In common with the Sturgeon's Roe, as Caviare, already considered, other fish Roes comprise thirty per cent of proteids, and nineteen per cent of fats, also about four per cent of mineral matters. These proteids include a good deal of nuclein, which is a fertile source of uric acid, and therefore improper for gouty persons. The milt is the organ in male fish which corresponds to the Roe in females. Cod's Roe, fresh from the fishmonger, should be put for cooking into boiling water, first pricking the outside skin with a needle; then boil it for an hour, or more, and let it become cold; cut it in slices, and fry with a little butter, not in fat, or lard. Small pieces of bacon may be eaten with this cooked Roe, which is a suitable dish for the consumptive, or diabetic patient.
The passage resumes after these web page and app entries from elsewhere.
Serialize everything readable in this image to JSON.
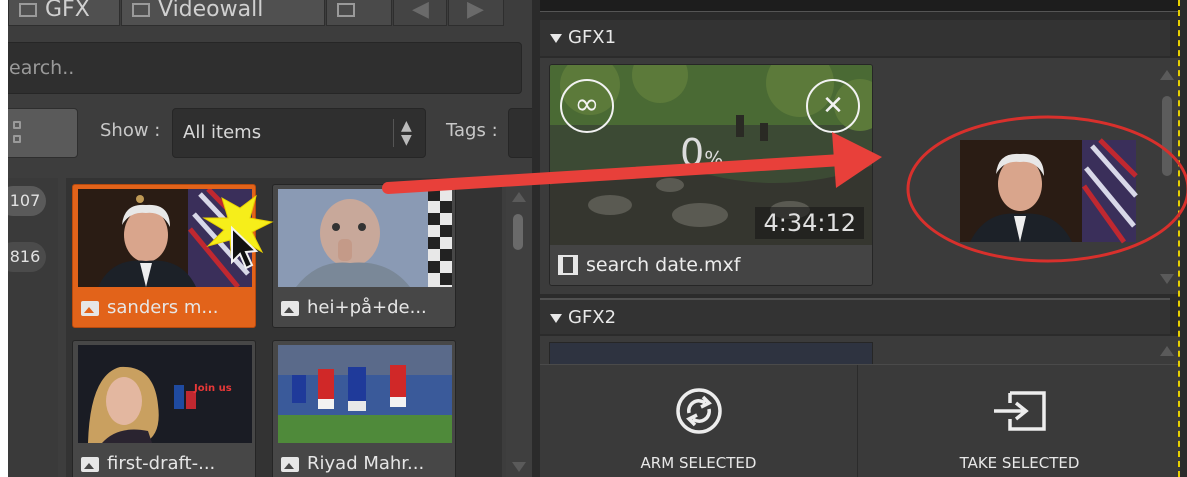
{
  "left_panel": {
    "tabs": [
      {
        "label": "GFX"
      },
      {
        "label": "Videowall"
      }
    ],
    "search": {
      "placeholder": "earch.."
    },
    "filters": {
      "show_label": "Show :",
      "show_value": "All items",
      "tags_label": "Tags :"
    },
    "counts": [
      "107",
      "816"
    ],
    "media_items": [
      {
        "name": "sanders m...",
        "selected": true,
        "icon": "image-icon"
      },
      {
        "name": "hei+på+de...",
        "selected": false,
        "icon": "image-icon"
      },
      {
        "name": "first-draft-...",
        "selected": false,
        "icon": "image-icon"
      },
      {
        "name": "Riyad Mahr...",
        "selected": false,
        "icon": "image-icon"
      }
    ]
  },
  "right_panel": {
    "layers": [
      {
        "name": "GFX1",
        "clip": {
          "progress_value": "0",
          "progress_unit": "%",
          "timecode": "4:34:12",
          "name": "search date.mxf",
          "loop_icon": "infinity-icon",
          "close_icon": "close-icon"
        }
      },
      {
        "name": "GFX2"
      }
    ],
    "actions": {
      "arm_label": "ARM SELECTED",
      "take_label": "TAKE SELECTED"
    }
  },
  "annotation": {
    "arrow_color": "#e8403a",
    "ellipse_color": "#d8302c",
    "highlight_color": "#e2631a",
    "burst_color": "#f6ee1a"
  }
}
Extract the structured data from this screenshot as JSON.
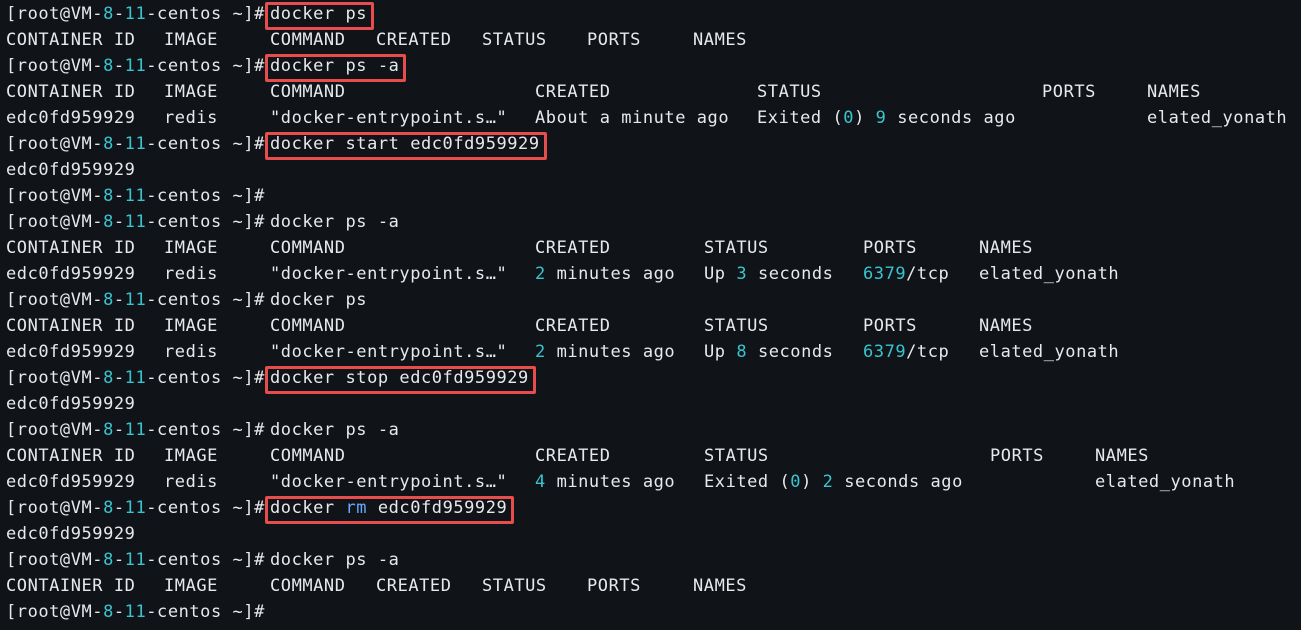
{
  "prompt": {
    "open": "[root@VM-",
    "n1": "8",
    "dash": "-",
    "n2": "11",
    "close": "-centos ~]#"
  },
  "lines": [
    {
      "kind": "prompt",
      "command": [
        {
          "t": "docker ps"
        }
      ],
      "highlighted": true
    },
    {
      "kind": "text",
      "cells": [
        [
          0,
          "CONTAINER ID"
        ],
        [
          158,
          "IMAGE"
        ],
        [
          264,
          "COMMAND"
        ],
        [
          370,
          "CREATED"
        ],
        [
          476,
          "STATUS"
        ],
        [
          581,
          "PORTS"
        ],
        [
          687,
          "NAMES"
        ]
      ]
    },
    {
      "kind": "prompt",
      "command": [
        {
          "t": "docker ps -a"
        }
      ],
      "highlighted": true
    },
    {
      "kind": "text",
      "cells": [
        [
          0,
          "CONTAINER ID"
        ],
        [
          158,
          "IMAGE"
        ],
        [
          264,
          "COMMAND"
        ],
        [
          529,
          "CREATED"
        ],
        [
          751,
          "STATUS"
        ],
        [
          1036,
          "PORTS"
        ],
        [
          1141,
          "NAMES"
        ]
      ]
    },
    {
      "kind": "text",
      "cells": [
        [
          0,
          "edc0fd959929"
        ],
        [
          158,
          "redis"
        ],
        [
          264,
          "\"docker-entrypoint.s…\""
        ],
        [
          529,
          "About a minute ago"
        ],
        [
          751,
          [
            {
              "t": "Exited ("
            },
            {
              "t": "0",
              "c": "num"
            },
            {
              "t": ") "
            },
            {
              "t": "9",
              "c": "num"
            },
            {
              "t": " seconds ago"
            }
          ]
        ],
        [
          1141,
          "elated_yonath"
        ]
      ]
    },
    {
      "kind": "prompt",
      "command": [
        {
          "t": "docker start edc0fd959929"
        }
      ],
      "highlighted": true
    },
    {
      "kind": "text",
      "cells": [
        [
          0,
          "edc0fd959929"
        ]
      ]
    },
    {
      "kind": "prompt",
      "command": [],
      "highlighted": false
    },
    {
      "kind": "prompt",
      "command": [
        {
          "t": "docker ps -a"
        }
      ],
      "highlighted": false
    },
    {
      "kind": "text",
      "cells": [
        [
          0,
          "CONTAINER ID"
        ],
        [
          158,
          "IMAGE"
        ],
        [
          264,
          "COMMAND"
        ],
        [
          529,
          "CREATED"
        ],
        [
          698,
          "STATUS"
        ],
        [
          857,
          "PORTS"
        ],
        [
          973,
          "NAMES"
        ]
      ]
    },
    {
      "kind": "text",
      "cells": [
        [
          0,
          "edc0fd959929"
        ],
        [
          158,
          "redis"
        ],
        [
          264,
          "\"docker-entrypoint.s…\""
        ],
        [
          529,
          [
            {
              "t": "2",
              "c": "num"
            },
            {
              "t": " minutes ago"
            }
          ]
        ],
        [
          698,
          [
            {
              "t": "Up "
            },
            {
              "t": "3",
              "c": "num"
            },
            {
              "t": " seconds"
            }
          ]
        ],
        [
          857,
          [
            {
              "t": "6379",
              "c": "num"
            },
            {
              "t": "/tcp"
            }
          ]
        ],
        [
          973,
          "elated_yonath"
        ]
      ]
    },
    {
      "kind": "prompt",
      "command": [
        {
          "t": "docker ps"
        }
      ],
      "highlighted": false
    },
    {
      "kind": "text",
      "cells": [
        [
          0,
          "CONTAINER ID"
        ],
        [
          158,
          "IMAGE"
        ],
        [
          264,
          "COMMAND"
        ],
        [
          529,
          "CREATED"
        ],
        [
          698,
          "STATUS"
        ],
        [
          857,
          "PORTS"
        ],
        [
          973,
          "NAMES"
        ]
      ]
    },
    {
      "kind": "text",
      "cells": [
        [
          0,
          "edc0fd959929"
        ],
        [
          158,
          "redis"
        ],
        [
          264,
          "\"docker-entrypoint.s…\""
        ],
        [
          529,
          [
            {
              "t": "2",
              "c": "num"
            },
            {
              "t": " minutes ago"
            }
          ]
        ],
        [
          698,
          [
            {
              "t": "Up "
            },
            {
              "t": "8",
              "c": "num"
            },
            {
              "t": " seconds"
            }
          ]
        ],
        [
          857,
          [
            {
              "t": "6379",
              "c": "num"
            },
            {
              "t": "/tcp"
            }
          ]
        ],
        [
          973,
          "elated_yonath"
        ]
      ]
    },
    {
      "kind": "prompt",
      "command": [
        {
          "t": "docker stop edc0fd959929"
        }
      ],
      "highlighted": true
    },
    {
      "kind": "text",
      "cells": [
        [
          0,
          "edc0fd959929"
        ]
      ]
    },
    {
      "kind": "prompt",
      "command": [
        {
          "t": "docker ps -a"
        }
      ],
      "highlighted": false
    },
    {
      "kind": "text",
      "cells": [
        [
          0,
          "CONTAINER ID"
        ],
        [
          158,
          "IMAGE"
        ],
        [
          264,
          "COMMAND"
        ],
        [
          529,
          "CREATED"
        ],
        [
          698,
          "STATUS"
        ],
        [
          984,
          "PORTS"
        ],
        [
          1089,
          "NAMES"
        ]
      ]
    },
    {
      "kind": "text",
      "cells": [
        [
          0,
          "edc0fd959929"
        ],
        [
          158,
          "redis"
        ],
        [
          264,
          "\"docker-entrypoint.s…\""
        ],
        [
          529,
          [
            {
              "t": "4",
              "c": "num"
            },
            {
              "t": " minutes ago"
            }
          ]
        ],
        [
          698,
          [
            {
              "t": "Exited ("
            },
            {
              "t": "0",
              "c": "num"
            },
            {
              "t": ") "
            },
            {
              "t": "2",
              "c": "num"
            },
            {
              "t": " seconds ago"
            }
          ]
        ],
        [
          1089,
          "elated_yonath"
        ]
      ]
    },
    {
      "kind": "prompt",
      "command": [
        {
          "t": "docker "
        },
        {
          "t": "rm",
          "c": "kw"
        },
        {
          "t": " edc0fd959929"
        }
      ],
      "highlighted": true
    },
    {
      "kind": "text",
      "cells": [
        [
          0,
          "edc0fd959929"
        ]
      ]
    },
    {
      "kind": "prompt",
      "command": [
        {
          "t": "docker ps -a"
        }
      ],
      "highlighted": false
    },
    {
      "kind": "text",
      "cells": [
        [
          0,
          "CONTAINER ID"
        ],
        [
          158,
          "IMAGE"
        ],
        [
          264,
          "COMMAND"
        ],
        [
          370,
          "CREATED"
        ],
        [
          476,
          "STATUS"
        ],
        [
          581,
          "PORTS"
        ],
        [
          687,
          "NAMES"
        ]
      ]
    },
    {
      "kind": "prompt",
      "command": [],
      "highlighted": false
    }
  ]
}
With respect to herrings, the fish technically known as "Matties " are immature, before the milt, and the roe, have become developed. They are considered a great delicacy in Russia, and Germany. Botargo is a relish made of the roes of certain fishes, strongly salted after they have become putrid; it is much used on the Mediterranean coast, as an incentive to thirst. The best botargo comes from Tunis, being dry, and reddish in colour; this is eaten with olive oil, and lemon juice.
Pepys tells in his Diary how "we staid talking, and singing, and drinking great draughts of claret, and eating botargo, and bread and butter, till twelve at night, it being moonshine," The roe of the grey mullet is costly, having a faint honey-like scent, because of the beeswax used in preserving it.